Wednesday, July 11, 2007
A couple of you have said things like "hey, next year I might apply." I want to disabuse y'all of the notion that one must apply here. They have in the past had individual advanced workshops for which one had to submit an application (though I don't think that was the case for any this year), but for the most part, you just register and plunk down your deposit. Even so, the caliber of students here is astonishingly high. This is my third workshop and pretty much everyone in all three workshops has been a serious, committed poet, not a weekend dabbler looking for ego strokes. Judging from the folks I've met and what I've heard at the student reading every year, the same is true for most of the workshops here.

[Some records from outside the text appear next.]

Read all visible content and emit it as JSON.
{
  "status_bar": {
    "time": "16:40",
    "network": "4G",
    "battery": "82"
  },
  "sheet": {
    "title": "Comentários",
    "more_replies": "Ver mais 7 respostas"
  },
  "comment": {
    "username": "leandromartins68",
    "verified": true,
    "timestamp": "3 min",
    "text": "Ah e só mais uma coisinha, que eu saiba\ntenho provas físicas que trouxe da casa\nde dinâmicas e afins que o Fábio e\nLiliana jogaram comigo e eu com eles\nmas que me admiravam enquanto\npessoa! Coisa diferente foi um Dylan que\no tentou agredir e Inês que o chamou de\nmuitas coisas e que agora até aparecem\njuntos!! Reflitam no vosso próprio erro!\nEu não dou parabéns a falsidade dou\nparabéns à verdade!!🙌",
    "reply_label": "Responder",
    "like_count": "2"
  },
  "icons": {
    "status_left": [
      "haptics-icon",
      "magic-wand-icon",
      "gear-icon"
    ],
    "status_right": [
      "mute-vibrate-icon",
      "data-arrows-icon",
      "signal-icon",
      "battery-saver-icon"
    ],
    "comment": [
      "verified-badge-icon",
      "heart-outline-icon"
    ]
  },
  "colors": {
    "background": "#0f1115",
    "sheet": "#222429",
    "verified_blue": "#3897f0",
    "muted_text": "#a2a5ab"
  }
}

We've got people with MFAs in our workshop, even one who's already had a book accepted by a good press. Somehow this place manages to be at once noncompetitive and yet selective.
So if you're the sort of person who likes summer workshops, or might consider liking them, I highly encourage you to consider FAWC for next year. (Heck, there are probably spaces open in some of the workshops remaining this summer.) And if you're the sort of person who teaches in summer workshops, or might consider teaching in them, I don't know how one goes about getting oneself invited to teach here, but if you're interested I would encourage you to inquire.
It isn't perfect here. It's expensive to come here, and the mosquitoes are large and hungry. And fabulous as the FAWC staff is, they have yet to figure out how to give us more than twenty-four hours in a day.
Other than that, it's pretty damn grand.
Also also: from Free Will Astrology for the week of July 12:
The German word selig can mean both "ecstatic" or "blessed." It implies that profound bliss can be a divine gift; that deep pleasure may generate or come from spiritual inspiration. The English language doesn't have a term comparable to selig, maybe because our culture regards ecstasy with suspicion. Religious people tend to believe that the blessed are those who are good and kind, certainly not those who are skilled at cultivating ecstatic states. People who worship rationality, on the other hand, like intellectuals and scientists, often think of ecstasy as at best an irrelevant state, and at worst a non-productive or deluded indulgence. Personally, I'm in alignment with the values embodied by the word selig. It happens to be your specialty this week.
[Above: Provincetown harbor beach in fog. Click the image to enlarge.]